Solar Farms In Space: Next Step In Renewable Energy
Energy

Fossil fuels are non-renewable, they draw on finite resources that will eventually dwindle, becoming too expensive or too environmentally damaging to retrieve. In contrast, the many types of renewable energy resources such as wind and solar energy are constantly replenished and will never run out.
Wind turbines and solar panels are an increasingly common sight. But why? What are the benefits of renewable energies and how do they improve our health, environment, and economy?

The WhatsOrb category ‘Energy’ explores and shows the many positive impacts of clean energy, including the benefits of windsolar and geothermal. Next to it critical articles about nuclear and unknown energy sources.

If there was an urge to come up with renewable energy forms and to ​​change energy use, it is now! WhatsOrb Global Sustainability X-change Platform is for you, storytellers and influencers to write about these topics and share them with the world. How you minimalize your energy consumption, the solar panels you choose and how did you isolate your house.

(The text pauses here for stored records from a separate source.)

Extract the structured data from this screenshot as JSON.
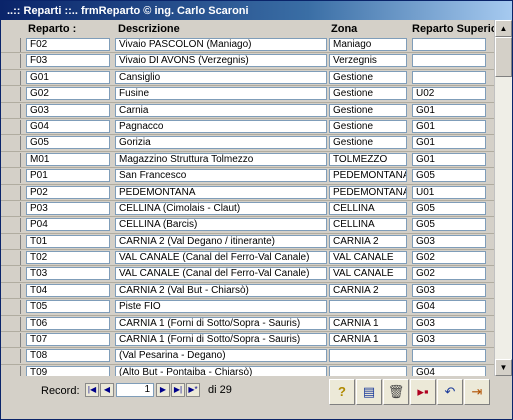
{
  "window": {
    "title": "..:: Reparti ::..   frmReparto © ing. Carlo Scaroni"
  },
  "headers": {
    "reparto": "Reparto :",
    "descrizione": "Descrizione",
    "zona": "Zona",
    "superiore": "Reparto Superiore"
  },
  "rows": [
    {
      "reparto": "F02",
      "descrizione": "Vivaio PASCOLON (Maniago)",
      "zona": "Maniago",
      "superiore": ""
    },
    {
      "reparto": "F03",
      "descrizione": "Vivaio DI AVONS (Verzegnis)",
      "zona": "Verzegnis",
      "superiore": ""
    },
    {
      "reparto": "G01",
      "descrizione": "Cansiglio",
      "zona": "Gestione",
      "superiore": ""
    },
    {
      "reparto": "G02",
      "descrizione": "Fusine",
      "zona": "Gestione",
      "superiore": "U02"
    },
    {
      "reparto": "G03",
      "descrizione": "Carnia",
      "zona": "Gestione",
      "superiore": "G01"
    },
    {
      "reparto": "G04",
      "descrizione": "Pagnacco",
      "zona": "Gestione",
      "superiore": "G01"
    },
    {
      "reparto": "G05",
      "descrizione": "Gorizia",
      "zona": "Gestione",
      "superiore": "G01"
    },
    {
      "reparto": "M01",
      "descrizione": "Magazzino Struttura Tolmezzo",
      "zona": "TOLMEZZO",
      "superiore": "G01"
    },
    {
      "reparto": "P01",
      "descrizione": "San Francesco",
      "zona": "PEDEMONTANA",
      "superiore": "G05"
    },
    {
      "reparto": "P02",
      "descrizione": "PEDEMONTANA",
      "zona": "PEDEMONTANA",
      "superiore": "U01"
    },
    {
      "reparto": "P03",
      "descrizione": "CELLINA (Cimolais - Claut)",
      "zona": "CELLINA",
      "superiore": "G05"
    },
    {
      "reparto": "P04",
      "descrizione": "CELLINA (Barcis)",
      "zona": "CELLINA",
      "superiore": "G05"
    },
    {
      "reparto": "T01",
      "descrizione": "CARNIA 2 (Val Degano / itinerante)",
      "zona": "CARNIA 2",
      "superiore": "G03"
    },
    {
      "reparto": "T02",
      "descrizione": "VAL CANALE (Canal del Ferro-Val Canale)",
      "zona": "VAL CANALE",
      "superiore": "G02"
    },
    {
      "reparto": "T03",
      "descrizione": "VAL CANALE (Canal del Ferro-Val Canale)",
      "zona": "VAL CANALE",
      "superiore": "G02"
    },
    {
      "reparto": "T04",
      "descrizione": "CARNIA 2 (Val But - Chiarsò)",
      "zona": "CARNIA 2",
      "superiore": "G03"
    },
    {
      "reparto": "T05",
      "descrizione": "Piste FIO",
      "zona": "",
      "superiore": "G04"
    },
    {
      "reparto": "T06",
      "descrizione": "CARNIA 1 (Forni di Sotto/Sopra - Sauris)",
      "zona": "CARNIA 1",
      "superiore": "G03"
    },
    {
      "reparto": "T07",
      "descrizione": "CARNIA 1 (Forni di Sotto/Sopra - Sauris)",
      "zona": "CARNIA 1",
      "superiore": "G03"
    },
    {
      "reparto": "T08",
      "descrizione": "(Val Pesarina - Degano)",
      "zona": "",
      "superiore": ""
    },
    {
      "reparto": "T09",
      "descrizione": "(Alto But - Pontaiba - Chiarsò)",
      "zona": "",
      "superiore": "G04"
    }
  ],
  "navigation": {
    "label": "Record:",
    "current": "1",
    "of_label": "di",
    "total": "29"
  },
  "toolbar": {
    "icons": [
      "help-icon",
      "new-record-icon",
      "delete-icon",
      "navigate-icon",
      "undo-icon",
      "exit-icon"
    ]
  }
}
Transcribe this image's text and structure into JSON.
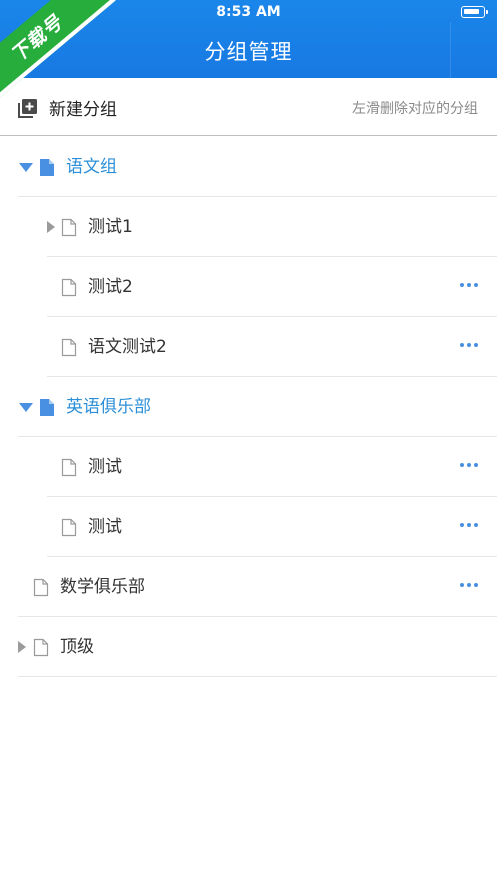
{
  "status_bar": {
    "time": "8:53 AM"
  },
  "header": {
    "title": "分组管理"
  },
  "watermark": {
    "text": "下载号"
  },
  "toolbar": {
    "new_group_label": "新建分组",
    "hint": "左滑删除对应的分组"
  },
  "groups": [
    {
      "label": "语文组",
      "level": 0,
      "expanded": true,
      "has_children": true,
      "more": false
    },
    {
      "label": "测试1",
      "level": 1,
      "expanded": false,
      "has_children": true,
      "more": false
    },
    {
      "label": "测试2",
      "level": 1,
      "expanded": false,
      "has_children": false,
      "more": true
    },
    {
      "label": "语文测试2",
      "level": 1,
      "expanded": false,
      "has_children": false,
      "more": true
    },
    {
      "label": "英语俱乐部",
      "level": 0,
      "expanded": true,
      "has_children": true,
      "more": false
    },
    {
      "label": "测试",
      "level": 1,
      "expanded": false,
      "has_children": false,
      "more": true
    },
    {
      "label": "测试",
      "level": 1,
      "expanded": false,
      "has_children": false,
      "more": true
    },
    {
      "label": "数学俱乐部",
      "level": 0,
      "expanded": false,
      "has_children": false,
      "more": true
    },
    {
      "label": "顶级",
      "level": 0,
      "expanded": false,
      "has_children": true,
      "more": false
    }
  ],
  "colors": {
    "header": "#1779e2",
    "accent": "#2c8fd8",
    "badge": "#27ad3c"
  },
  "icons": [
    "plus-square-icon",
    "expand-down-icon",
    "expand-right-icon",
    "file-icon",
    "more-icon",
    "battery-icon"
  ]
}
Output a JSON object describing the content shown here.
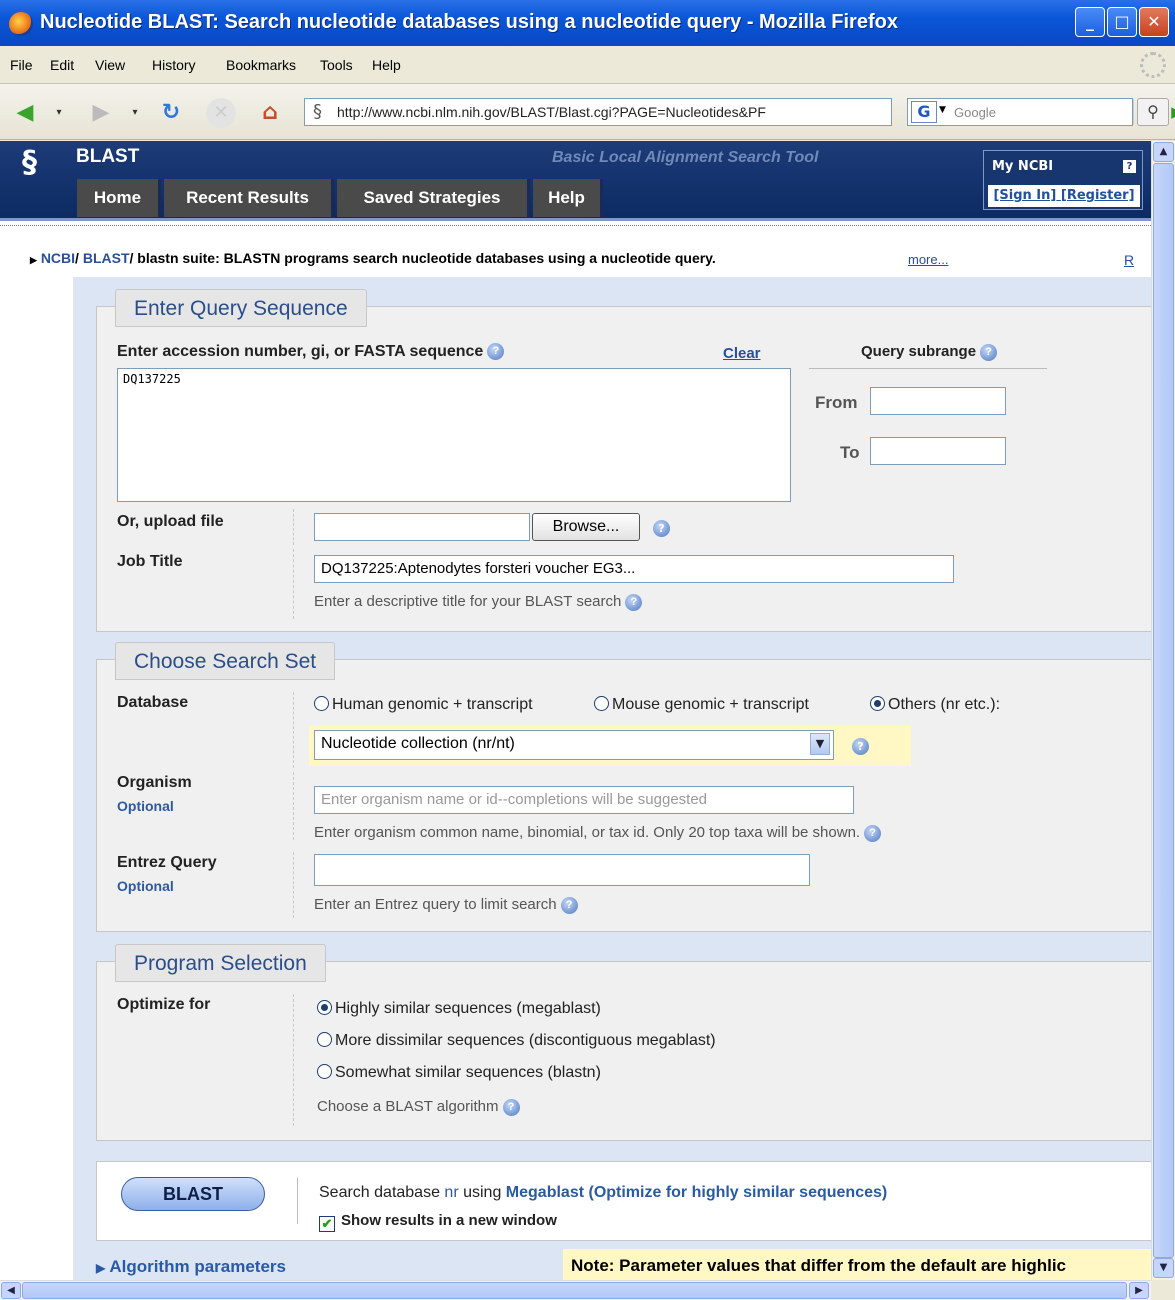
{
  "window": {
    "title": "Nucleotide BLAST: Search nucleotide databases using a nucleotide query - Mozilla Firefox"
  },
  "menu": [
    "File",
    "Edit",
    "View",
    "History",
    "Bookmarks",
    "Tools",
    "Help"
  ],
  "nav": {
    "url": "http://www.ncbi.nlm.nih.gov/BLAST/Blast.cgi?PAGE=Nucleotides&PF",
    "search_placeholder": "Google",
    "search_engine_letter": "G"
  },
  "header": {
    "app_name": "BLAST",
    "tagline": "Basic Local Alignment Search Tool",
    "tabs": [
      "Home",
      "Recent Results",
      "Saved Strategies",
      "Help"
    ],
    "myncbi": {
      "title": "My NCBI",
      "help_glyph": "?",
      "sign_in": "[Sign In]",
      "register": "[Register]"
    }
  },
  "breadcrumb": {
    "ncbi": "NCBI",
    "sep1": "/",
    "blast": "BLAST",
    "sep2": "/",
    "text": " blastn suite: BLASTN programs search nucleotide databases using a nucleotide query.",
    "more": "more...",
    "right": "R"
  },
  "query": {
    "legend": "Enter Query Sequence",
    "seq_label": "Enter accession number, gi, or FASTA sequence",
    "clear": "Clear",
    "sequence": "DQ137225",
    "subrange_label": "Query subrange",
    "from_label": "From",
    "to_label": "To",
    "upload_label": "Or, upload file",
    "browse": "Browse...",
    "job_title_label": "Job Title",
    "job_title_value": "DQ137225:Aptenodytes forsteri voucher EG3...",
    "job_title_hint": "Enter a descriptive title for your BLAST search"
  },
  "search_set": {
    "legend": "Choose Search Set",
    "db_label": "Database",
    "db_options": [
      {
        "label": "Human genomic + transcript",
        "checked": false
      },
      {
        "label": "Mouse genomic + transcript",
        "checked": false
      },
      {
        "label": "Others (nr etc.):",
        "checked": true
      }
    ],
    "db_selected": "Nucleotide collection (nr/nt)",
    "organism_label": "Organism",
    "optional": "Optional",
    "organism_placeholder": "Enter organism name or id--completions will be suggested",
    "organism_hint": "Enter organism common name, binomial, or tax id. Only 20 top taxa will be shown.",
    "entrez_label": "Entrez Query",
    "entrez_hint": "Enter an Entrez query to limit search"
  },
  "program": {
    "legend": "Program Selection",
    "optimize_label": "Optimize for",
    "options": [
      {
        "label": "Highly similar sequences (megablast)",
        "checked": true
      },
      {
        "label": "More dissimilar sequences (discontiguous megablast)",
        "checked": false
      },
      {
        "label": "Somewhat similar sequences (blastn)",
        "checked": false
      }
    ],
    "hint": "Choose a BLAST algorithm"
  },
  "submit": {
    "button": "BLAST",
    "summary_prefix": "Search database ",
    "summary_db": "nr",
    "summary_mid": " using ",
    "summary_algo": "Megablast (Optimize for highly similar sequences)",
    "new_window_label": "Show results in a new window",
    "new_window_checked": true
  },
  "algorithm": {
    "label": "Algorithm parameters",
    "note": "Note: Parameter values that differ from the default are highlic"
  },
  "colors": {
    "title_bar": "#0a56d8",
    "header_bg": "#0c2a63",
    "legend_text": "#2b4e8a",
    "link": "#2a5aa6",
    "form_bg": "#f0f0f0",
    "note_bg": "#fff7c4"
  }
}
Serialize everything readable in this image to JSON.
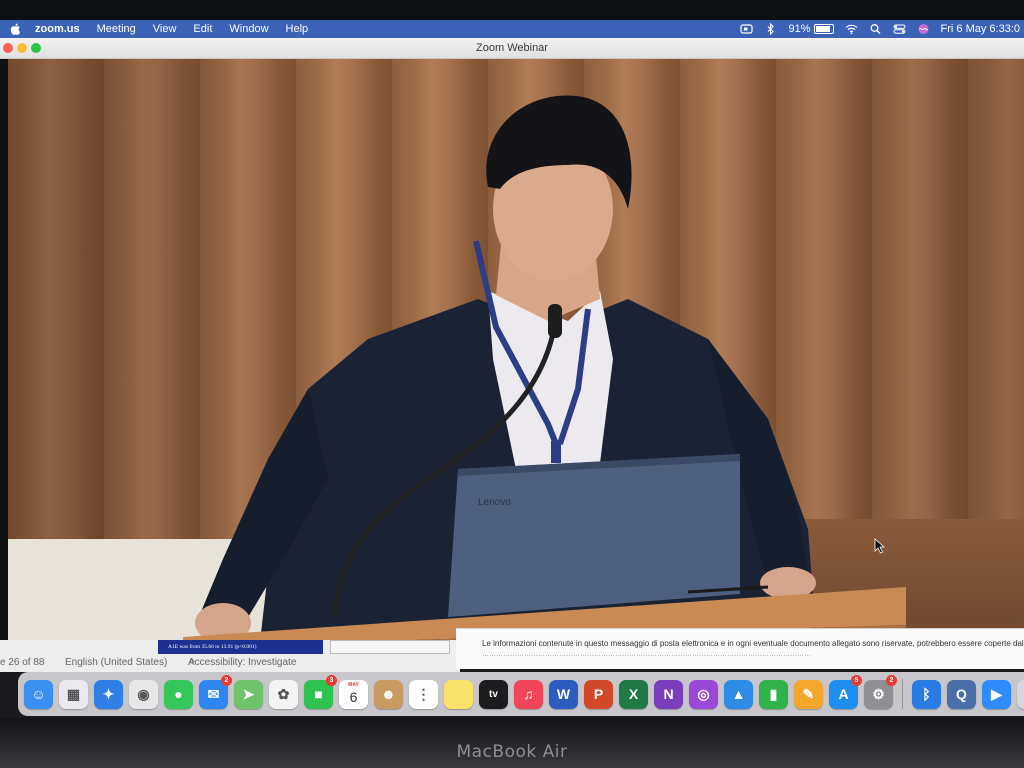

In a nutshell; how to change your and other people’s lifestyle.

Global sustainability X change, that is what you can do together with WhatsOrb. What's in it for me?

Get updates on environmental sustainability in your mailbox every month.